“The two Test matches are going on, the only issue is that the Mumbai test will be moved,” he said. “In the next hour or so I will try to schedule that in another location. Chances are it will be somewhere in the south of India but we need to see which venues are available.”
Although confusion surrounds any new schedule, Modi does not think the tour will be extended. “That will not be necessary as the Champions League Twenty20 has been postponed so we have an additional 10 days in between,” he added
Earlier, Morris met N Srinivasan, the BCCI secretary, before briefing the players with Reg Dickason, the security officer who travels with the squad. The India team are staying at the same hotel, which is being heavily guarded by armed police outside the main gate. Inside, James Anderson was strumming a guitar, Paul Collingwood was playing table tennis and Owais Shah and Ravi Bopara were competing at pool.
Indian television was still reporting that the tour has been cancelled even after the ECB said that they will remain here for a further day. With the second Test in Mumbai – and the team due to stay at the Taj Palace Hotel targeted by the terrorists – there will have to be, at the very least, a change to the itinerary.

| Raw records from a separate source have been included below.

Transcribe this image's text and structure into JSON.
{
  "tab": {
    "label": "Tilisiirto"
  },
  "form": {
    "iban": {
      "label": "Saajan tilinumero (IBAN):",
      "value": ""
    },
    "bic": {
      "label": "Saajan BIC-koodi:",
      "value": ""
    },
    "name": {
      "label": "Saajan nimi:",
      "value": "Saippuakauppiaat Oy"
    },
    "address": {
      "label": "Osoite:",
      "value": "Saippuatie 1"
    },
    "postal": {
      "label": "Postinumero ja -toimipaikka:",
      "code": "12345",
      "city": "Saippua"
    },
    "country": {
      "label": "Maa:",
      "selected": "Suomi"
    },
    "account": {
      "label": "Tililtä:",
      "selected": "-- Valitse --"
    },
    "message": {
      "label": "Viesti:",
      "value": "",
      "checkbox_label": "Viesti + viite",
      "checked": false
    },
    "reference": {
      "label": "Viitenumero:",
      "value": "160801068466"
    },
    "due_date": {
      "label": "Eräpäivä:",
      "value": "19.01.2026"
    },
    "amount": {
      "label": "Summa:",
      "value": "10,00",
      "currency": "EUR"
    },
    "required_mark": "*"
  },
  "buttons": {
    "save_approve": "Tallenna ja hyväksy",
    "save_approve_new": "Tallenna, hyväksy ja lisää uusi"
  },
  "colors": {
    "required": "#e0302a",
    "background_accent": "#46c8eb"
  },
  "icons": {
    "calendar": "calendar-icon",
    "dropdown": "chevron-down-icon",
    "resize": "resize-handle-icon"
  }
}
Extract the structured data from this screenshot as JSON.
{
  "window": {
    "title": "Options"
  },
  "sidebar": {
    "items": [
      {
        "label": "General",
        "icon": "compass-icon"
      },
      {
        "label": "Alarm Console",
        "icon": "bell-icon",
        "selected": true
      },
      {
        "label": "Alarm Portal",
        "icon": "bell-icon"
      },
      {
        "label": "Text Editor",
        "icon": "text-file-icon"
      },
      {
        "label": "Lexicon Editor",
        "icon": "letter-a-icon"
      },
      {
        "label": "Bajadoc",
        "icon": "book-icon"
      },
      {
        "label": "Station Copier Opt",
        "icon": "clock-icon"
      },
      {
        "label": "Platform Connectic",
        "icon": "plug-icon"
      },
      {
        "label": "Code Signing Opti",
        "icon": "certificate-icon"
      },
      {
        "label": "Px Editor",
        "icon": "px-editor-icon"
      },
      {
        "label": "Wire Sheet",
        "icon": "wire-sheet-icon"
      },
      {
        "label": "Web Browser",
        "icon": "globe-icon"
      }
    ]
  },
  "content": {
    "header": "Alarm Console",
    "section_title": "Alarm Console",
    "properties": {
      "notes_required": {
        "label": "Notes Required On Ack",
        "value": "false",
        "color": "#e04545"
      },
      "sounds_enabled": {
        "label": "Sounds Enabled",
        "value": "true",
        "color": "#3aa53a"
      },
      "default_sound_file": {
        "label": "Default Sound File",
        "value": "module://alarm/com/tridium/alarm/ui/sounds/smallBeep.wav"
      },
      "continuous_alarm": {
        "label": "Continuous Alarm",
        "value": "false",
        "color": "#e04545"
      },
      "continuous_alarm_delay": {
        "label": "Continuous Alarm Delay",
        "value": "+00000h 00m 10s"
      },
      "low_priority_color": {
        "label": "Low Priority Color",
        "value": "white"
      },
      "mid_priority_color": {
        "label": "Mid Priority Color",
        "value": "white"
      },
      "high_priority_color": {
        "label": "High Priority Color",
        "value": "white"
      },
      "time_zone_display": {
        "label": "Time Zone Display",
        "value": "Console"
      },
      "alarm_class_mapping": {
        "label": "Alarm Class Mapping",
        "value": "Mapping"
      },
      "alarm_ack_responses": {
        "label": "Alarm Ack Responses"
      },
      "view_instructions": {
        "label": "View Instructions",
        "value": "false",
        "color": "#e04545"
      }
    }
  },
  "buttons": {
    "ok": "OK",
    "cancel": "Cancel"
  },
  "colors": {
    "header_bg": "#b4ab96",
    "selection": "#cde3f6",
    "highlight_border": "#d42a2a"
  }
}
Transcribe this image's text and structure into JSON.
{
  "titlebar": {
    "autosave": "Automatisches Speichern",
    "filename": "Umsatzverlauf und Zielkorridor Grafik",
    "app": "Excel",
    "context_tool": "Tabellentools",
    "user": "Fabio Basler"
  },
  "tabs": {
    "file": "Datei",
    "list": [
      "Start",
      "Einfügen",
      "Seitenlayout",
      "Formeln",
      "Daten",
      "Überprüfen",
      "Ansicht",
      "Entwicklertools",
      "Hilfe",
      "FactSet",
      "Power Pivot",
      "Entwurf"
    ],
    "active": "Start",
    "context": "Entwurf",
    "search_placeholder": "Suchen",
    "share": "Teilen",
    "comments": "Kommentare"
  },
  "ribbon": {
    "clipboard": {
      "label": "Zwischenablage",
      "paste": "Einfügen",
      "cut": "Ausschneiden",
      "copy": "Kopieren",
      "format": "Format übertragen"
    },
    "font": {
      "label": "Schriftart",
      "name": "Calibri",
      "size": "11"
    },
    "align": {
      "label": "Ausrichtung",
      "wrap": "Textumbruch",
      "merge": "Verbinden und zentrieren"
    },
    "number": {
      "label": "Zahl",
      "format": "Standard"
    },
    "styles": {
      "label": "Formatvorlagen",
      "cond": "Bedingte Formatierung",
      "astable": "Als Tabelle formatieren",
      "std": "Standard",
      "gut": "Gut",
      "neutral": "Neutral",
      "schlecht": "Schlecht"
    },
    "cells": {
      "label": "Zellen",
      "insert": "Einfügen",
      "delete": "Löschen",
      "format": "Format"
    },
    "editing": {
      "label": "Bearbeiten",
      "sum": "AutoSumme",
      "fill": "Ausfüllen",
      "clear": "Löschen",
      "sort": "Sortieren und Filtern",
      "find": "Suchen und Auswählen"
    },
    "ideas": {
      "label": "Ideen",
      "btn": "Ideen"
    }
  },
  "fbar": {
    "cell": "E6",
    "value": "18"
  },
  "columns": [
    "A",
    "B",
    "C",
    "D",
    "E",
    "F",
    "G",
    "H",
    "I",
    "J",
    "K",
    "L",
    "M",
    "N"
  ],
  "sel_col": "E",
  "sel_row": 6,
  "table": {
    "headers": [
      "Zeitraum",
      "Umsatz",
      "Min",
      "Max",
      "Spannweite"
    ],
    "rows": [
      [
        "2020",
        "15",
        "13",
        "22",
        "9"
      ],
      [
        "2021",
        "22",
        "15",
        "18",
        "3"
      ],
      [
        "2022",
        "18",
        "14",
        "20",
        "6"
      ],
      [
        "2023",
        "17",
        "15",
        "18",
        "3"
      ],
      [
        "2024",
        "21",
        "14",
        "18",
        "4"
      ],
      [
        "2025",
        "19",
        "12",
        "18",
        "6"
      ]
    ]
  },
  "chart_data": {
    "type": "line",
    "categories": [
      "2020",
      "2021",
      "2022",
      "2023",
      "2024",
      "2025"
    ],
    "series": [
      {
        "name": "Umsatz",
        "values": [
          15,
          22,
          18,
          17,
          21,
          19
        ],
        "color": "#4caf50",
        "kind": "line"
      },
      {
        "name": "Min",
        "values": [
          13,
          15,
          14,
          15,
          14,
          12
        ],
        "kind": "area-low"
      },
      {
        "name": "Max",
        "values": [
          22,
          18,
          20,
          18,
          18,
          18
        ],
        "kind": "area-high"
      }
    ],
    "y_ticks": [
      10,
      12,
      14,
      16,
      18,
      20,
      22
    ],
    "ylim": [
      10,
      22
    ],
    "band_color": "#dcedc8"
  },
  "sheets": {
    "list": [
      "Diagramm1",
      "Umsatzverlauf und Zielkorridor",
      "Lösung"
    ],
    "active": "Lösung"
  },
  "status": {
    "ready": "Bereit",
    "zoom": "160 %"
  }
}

The Professional Cricketers’ Association today insisted the wellbeing of the players was paramount.
“The safety of the players is absolutely paramount in this whole thing,” Dougie Brown, cricket chairman of the PCA, said. “The game of cricket is insignificant when people’s lives are at threat.
“We can only judge if someone’s life is at threat from what we are seeing and it is not a safe place for visiting cricketing teams to be at the moment. “Is this just going to be in Mumbai? Who knows? The main thing is we have to look after the security of our players.
“Can the safety of our players be guaranteed? On the basis of what we have seen in the last few hours, no.”
England have their own security experts as part of their entourage but Brown hinted concern among the squad for their own safety would be inevitable.
“We are just cricketers and simply get told what to do,” Brown added. “But the England players will be meeting and talking amongst themselves. I can guess as to what they are thinking about now.
“You can’t be locked in a room in India for six weeks and, as we have seen, being locked in a hotel room might not necessarily be safe anyway.”
At least 100 people have been killed in coordinated attacks by Islamist militants in India’s commercial capital of Bombay.